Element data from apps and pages

◆ ◆ ◆ ◆

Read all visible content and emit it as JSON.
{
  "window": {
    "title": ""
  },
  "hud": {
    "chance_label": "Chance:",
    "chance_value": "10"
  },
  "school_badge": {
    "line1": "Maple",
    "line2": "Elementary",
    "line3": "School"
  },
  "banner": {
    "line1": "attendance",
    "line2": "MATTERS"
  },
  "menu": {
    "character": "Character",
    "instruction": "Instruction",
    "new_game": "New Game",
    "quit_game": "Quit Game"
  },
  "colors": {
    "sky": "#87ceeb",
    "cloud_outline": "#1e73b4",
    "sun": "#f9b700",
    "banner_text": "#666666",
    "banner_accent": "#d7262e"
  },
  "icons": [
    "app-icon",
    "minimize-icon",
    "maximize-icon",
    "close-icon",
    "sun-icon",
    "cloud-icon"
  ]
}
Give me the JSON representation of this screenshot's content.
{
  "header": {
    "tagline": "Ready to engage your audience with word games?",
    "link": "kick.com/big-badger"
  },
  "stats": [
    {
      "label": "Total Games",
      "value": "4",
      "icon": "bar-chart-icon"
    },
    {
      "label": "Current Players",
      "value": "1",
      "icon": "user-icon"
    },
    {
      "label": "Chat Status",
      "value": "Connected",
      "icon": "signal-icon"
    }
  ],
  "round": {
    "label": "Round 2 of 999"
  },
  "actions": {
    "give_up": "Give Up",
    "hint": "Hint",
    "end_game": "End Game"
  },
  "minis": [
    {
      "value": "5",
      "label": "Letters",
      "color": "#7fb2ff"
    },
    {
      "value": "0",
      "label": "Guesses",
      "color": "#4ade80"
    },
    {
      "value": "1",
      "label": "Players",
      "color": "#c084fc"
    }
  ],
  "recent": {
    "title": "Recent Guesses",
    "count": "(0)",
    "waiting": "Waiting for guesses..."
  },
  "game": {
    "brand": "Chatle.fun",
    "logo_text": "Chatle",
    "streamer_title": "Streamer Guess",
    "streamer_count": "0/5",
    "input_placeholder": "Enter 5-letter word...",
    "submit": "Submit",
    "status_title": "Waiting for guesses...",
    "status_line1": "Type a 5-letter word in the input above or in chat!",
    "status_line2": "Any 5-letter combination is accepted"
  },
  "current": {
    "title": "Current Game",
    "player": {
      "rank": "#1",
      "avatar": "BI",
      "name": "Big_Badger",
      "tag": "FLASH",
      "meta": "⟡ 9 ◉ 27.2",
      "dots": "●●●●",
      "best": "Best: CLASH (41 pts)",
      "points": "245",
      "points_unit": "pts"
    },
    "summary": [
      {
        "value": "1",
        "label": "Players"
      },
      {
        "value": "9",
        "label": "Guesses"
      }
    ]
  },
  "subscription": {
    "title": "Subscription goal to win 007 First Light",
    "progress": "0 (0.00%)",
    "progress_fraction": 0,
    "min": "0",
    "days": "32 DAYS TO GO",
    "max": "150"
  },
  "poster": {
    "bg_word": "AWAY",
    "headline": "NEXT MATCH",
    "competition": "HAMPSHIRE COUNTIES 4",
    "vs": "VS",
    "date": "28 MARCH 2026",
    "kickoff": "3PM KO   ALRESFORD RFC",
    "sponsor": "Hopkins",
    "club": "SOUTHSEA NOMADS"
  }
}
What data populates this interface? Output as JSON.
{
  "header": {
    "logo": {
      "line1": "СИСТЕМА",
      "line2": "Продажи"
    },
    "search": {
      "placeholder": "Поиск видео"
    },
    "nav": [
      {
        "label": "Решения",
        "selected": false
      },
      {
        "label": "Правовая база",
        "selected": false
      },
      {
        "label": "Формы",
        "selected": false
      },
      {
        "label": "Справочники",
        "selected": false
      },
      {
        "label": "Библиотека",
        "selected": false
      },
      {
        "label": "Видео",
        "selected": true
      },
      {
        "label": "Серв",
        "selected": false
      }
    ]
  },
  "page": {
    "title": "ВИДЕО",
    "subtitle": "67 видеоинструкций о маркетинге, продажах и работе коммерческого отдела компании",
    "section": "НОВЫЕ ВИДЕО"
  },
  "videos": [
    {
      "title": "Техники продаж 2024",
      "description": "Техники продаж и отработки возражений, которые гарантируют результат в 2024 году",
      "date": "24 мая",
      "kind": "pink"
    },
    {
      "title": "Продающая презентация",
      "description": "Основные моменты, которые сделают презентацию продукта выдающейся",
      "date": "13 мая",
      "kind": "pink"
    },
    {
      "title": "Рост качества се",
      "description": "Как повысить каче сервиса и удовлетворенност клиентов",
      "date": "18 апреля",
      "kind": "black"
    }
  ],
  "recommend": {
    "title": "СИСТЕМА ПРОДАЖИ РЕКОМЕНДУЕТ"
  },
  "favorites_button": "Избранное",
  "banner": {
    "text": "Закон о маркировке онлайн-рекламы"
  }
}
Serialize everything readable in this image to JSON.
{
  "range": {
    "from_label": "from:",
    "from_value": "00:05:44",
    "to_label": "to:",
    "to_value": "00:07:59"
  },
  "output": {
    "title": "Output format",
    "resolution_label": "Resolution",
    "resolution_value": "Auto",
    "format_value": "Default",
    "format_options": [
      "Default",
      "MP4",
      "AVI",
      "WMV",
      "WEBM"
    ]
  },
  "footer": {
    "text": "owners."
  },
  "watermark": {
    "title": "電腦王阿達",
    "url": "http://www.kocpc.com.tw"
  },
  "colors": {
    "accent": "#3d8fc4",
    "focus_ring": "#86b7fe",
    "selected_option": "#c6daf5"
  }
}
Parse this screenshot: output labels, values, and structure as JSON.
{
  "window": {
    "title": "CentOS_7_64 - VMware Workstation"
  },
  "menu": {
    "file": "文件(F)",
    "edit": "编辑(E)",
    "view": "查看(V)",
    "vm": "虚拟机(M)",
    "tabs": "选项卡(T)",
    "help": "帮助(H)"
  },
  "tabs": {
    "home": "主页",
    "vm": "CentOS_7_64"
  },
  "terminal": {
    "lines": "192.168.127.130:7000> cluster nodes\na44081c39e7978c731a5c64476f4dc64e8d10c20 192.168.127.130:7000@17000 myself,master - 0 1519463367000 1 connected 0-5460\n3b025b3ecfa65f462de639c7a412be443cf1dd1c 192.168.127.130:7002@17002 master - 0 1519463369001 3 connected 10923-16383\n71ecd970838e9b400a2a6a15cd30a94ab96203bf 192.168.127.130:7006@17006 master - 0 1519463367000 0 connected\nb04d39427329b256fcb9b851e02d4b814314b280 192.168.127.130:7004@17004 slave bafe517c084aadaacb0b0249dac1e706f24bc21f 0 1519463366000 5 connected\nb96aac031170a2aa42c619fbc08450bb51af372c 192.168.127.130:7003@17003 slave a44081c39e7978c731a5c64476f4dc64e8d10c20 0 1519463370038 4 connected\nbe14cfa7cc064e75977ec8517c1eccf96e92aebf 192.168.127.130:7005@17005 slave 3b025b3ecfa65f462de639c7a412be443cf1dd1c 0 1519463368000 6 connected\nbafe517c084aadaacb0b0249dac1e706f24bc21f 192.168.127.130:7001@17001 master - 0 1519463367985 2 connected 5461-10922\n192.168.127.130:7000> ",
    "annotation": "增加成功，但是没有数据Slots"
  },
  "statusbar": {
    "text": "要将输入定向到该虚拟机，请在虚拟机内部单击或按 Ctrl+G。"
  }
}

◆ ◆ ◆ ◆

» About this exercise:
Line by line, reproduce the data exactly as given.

» Answer to this exercise:
Read all visible content and emit it as JSON.
{
  "window": {
    "title": ""
  },
  "hud": {
    "chance_label": "Chance:",
    "chance_value": "10"
  },
  "school_badge": {
    "line1": "Maple",
    "line2": "Elementary",
    "line3": "School"
  },
  "banner": {
    "line1": "attendance",
    "line2": "MATTERS"
  },
  "menu": {
    "character": "Character",
    "instruction": "Instruction",
    "new_game": "New Game",
    "quit_game": "Quit Game"
  },
  "colors": {
    "sky": "#87ceeb",
    "cloud_outline": "#1e73b4",
    "sun": "#f9b700",
    "banner_text": "#666666",
    "banner_accent": "#d7262e"
  },
  "icons": [
    "app-icon",
    "minimize-icon",
    "maximize-icon",
    "close-icon",
    "sun-icon",
    "cloud-icon"
  ]
}
Give me the JSON representation of this screenshot's content.
{
  "header": {
    "tagline": "Ready to engage your audience with word games?",
    "link": "kick.com/big-badger"
  },
  "stats": [
    {
      "label": "Total Games",
      "value": "4",
      "icon": "bar-chart-icon"
    },
    {
      "label": "Current Players",
      "value": "1",
      "icon": "user-icon"
    },
    {
      "label": "Chat Status",
      "value": "Connected",
      "icon": "signal-icon"
    }
  ],
  "round": {
    "label": "Round 2 of 999"
  },
  "actions": {
    "give_up": "Give Up",
    "hint": "Hint",
    "end_game": "End Game"
  },
  "minis": [
    {
      "value": "5",
      "label": "Letters",
      "color": "#7fb2ff"
    },
    {
      "value": "0",
      "label": "Guesses",
      "color": "#4ade80"
    },
    {
      "value": "1",
      "label": "Players",
      "color": "#c084fc"
    }
  ],
  "recent": {
    "title": "Recent Guesses",
    "count": "(0)",
    "waiting": "Waiting for guesses..."
  },
  "game": {
    "brand": "Chatle.fun",
    "logo_text": "Chatle",
    "streamer_title": "Streamer Guess",
    "streamer_count": "0/5",
    "input_placeholder": "Enter 5-letter word...",
    "submit": "Submit",
    "status_title": "Waiting for guesses...",
    "status_line1": "Type a 5-letter word in the input above or in chat!",
    "status_line2": "Any 5-letter combination is accepted"
  },
  "current": {
    "title": "Current Game",
    "player": {
      "rank": "#1",
      "avatar": "BI",
      "name": "Big_Badger",
      "tag": "FLASH",
      "meta": "⟡ 9 ◉ 27.2",
      "dots": "●●●●",
      "best": "Best: CLASH (41 pts)",
      "points": "245",
      "points_unit": "pts"
    },
    "summary": [
      {
        "value": "1",
        "label": "Players"
      },
      {
        "value": "9",
        "label": "Guesses"
      }
    ]
  },
  "subscription": {
    "title": "Subscription goal to win 007 First Light",
    "progress": "0 (0.00%)",
    "progress_fraction": 0,
    "min": "0",
    "days": "32 DAYS TO GO",
    "max": "150"
  },
  "poster": {
    "bg_word": "AWAY",
    "headline": "NEXT MATCH",
    "competition": "HAMPSHIRE COUNTIES 4",
    "vs": "VS",
    "date": "28 MARCH 2026",
    "kickoff": "3PM KO   ALRESFORD RFC",
    "sponsor": "Hopkins",
    "club": "SOUTHSEA NOMADS"
  }
}
What data populates this interface? Output as JSON.
{
  "header": {
    "logo": {
      "line1": "СИСТЕМА",
      "line2": "Продажи"
    },
    "search": {
      "placeholder": "Поиск видео"
    },
    "nav": [
      {
        "label": "Решения",
        "selected": false
      },
      {
        "label": "Правовая база",
        "selected": false
      },
      {
        "label": "Формы",
        "selected": false
      },
      {
        "label": "Справочники",
        "selected": false
      },
      {
        "label": "Библиотека",
        "selected": false
      },
      {
        "label": "Видео",
        "selected": true
      },
      {
        "label": "Серв",
        "selected": false
      }
    ]
  },
  "page": {
    "title": "ВИДЕО",
    "subtitle": "67 видеоинструкций о маркетинге, продажах и работе коммерческого отдела компании",
    "section": "НОВЫЕ ВИДЕО"
  },
  "videos": [
    {
      "title": "Техники продаж 2024",
      "description": "Техники продаж и отработки возражений, которые гарантируют результат в 2024 году",
      "date": "24 мая",
      "kind": "pink"
    },
    {
      "title": "Продающая презентация",
      "description": "Основные моменты, которые сделают презентацию продукта выдающейся",
      "date": "13 мая",
      "kind": "pink"
    },
    {
      "title": "Рост качества се",
      "description": "Как повысить каче сервиса и удовлетворенност клиентов",
      "date": "18 апреля",
      "kind": "black"
    }
  ],
  "recommend": {
    "title": "СИСТЕМА ПРОДАЖИ РЕКОМЕНДУЕТ"
  },
  "favorites_button": "Избранное",
  "banner": {
    "text": "Закон о маркировке онлайн-рекламы"
  }
}
Serialize everything readable in this image to JSON.
{
  "range": {
    "from_label": "from:",
    "from_value": "00:05:44",
    "to_label": "to:",
    "to_value": "00:07:59"
  },
  "output": {
    "title": "Output format",
    "resolution_label": "Resolution",
    "resolution_value": "Auto",
    "format_value": "Default",
    "format_options": [
      "Default",
      "MP4",
      "AVI",
      "WMV",
      "WEBM"
    ]
  },
  "footer": {
    "text": "owners."
  },
  "watermark": {
    "title": "電腦王阿達",
    "url": "http://www.kocpc.com.tw"
  },
  "colors": {
    "accent": "#3d8fc4",
    "focus_ring": "#86b7fe",
    "selected_option": "#c6daf5"
  }
}
Parse this screenshot: output labels, values, and structure as JSON.
{
  "window": {
    "title": "CentOS_7_64 - VMware Workstation"
  },
  "menu": {
    "file": "文件(F)",
    "edit": "编辑(E)",
    "view": "查看(V)",
    "vm": "虚拟机(M)",
    "tabs": "选项卡(T)",
    "help": "帮助(H)"
  },
  "tabs": {
    "home": "主页",
    "vm": "CentOS_7_64"
  },
  "terminal": {
    "lines": "192.168.127.130:7000> cluster nodes\na44081c39e7978c731a5c64476f4dc64e8d10c20 192.168.127.130:7000@17000 myself,master - 0 1519463367000 1 connected 0-5460\n3b025b3ecfa65f462de639c7a412be443cf1dd1c 192.168.127.130:7002@17002 master - 0 1519463369001 3 connected 10923-16383\n71ecd970838e9b400a2a6a15cd30a94ab96203bf 192.168.127.130:7006@17006 master - 0 1519463367000 0 connected\nb04d39427329b256fcb9b851e02d4b814314b280 192.168.127.130:7004@17004 slave bafe517c084aadaacb0b0249dac1e706f24bc21f 0 1519463366000 5 connected\nb96aac031170a2aa42c619fbc08450bb51af372c 192.168.127.130:7003@17003 slave a44081c39e7978c731a5c64476f4dc64e8d10c20 0 1519463370038 4 connected\nbe14cfa7cc064e75977ec8517c1eccf96e92aebf 192.168.127.130:7005@17005 slave 3b025b3ecfa65f462de639c7a412be443cf1dd1c 0 1519463368000 6 connected\nbafe517c084aadaacb0b0249dac1e706f24bc21f 192.168.127.130:7001@17001 master - 0 1519463367985 2 connected 5461-10922\n192.168.127.130:7000> ",
    "annotation": "增加成功，但是没有数据Slots"
  },
  "statusbar": {
    "text": "要将输入定向到该虚拟机，请在虚拟机内部单击或按 Ctrl+G。"
  }
}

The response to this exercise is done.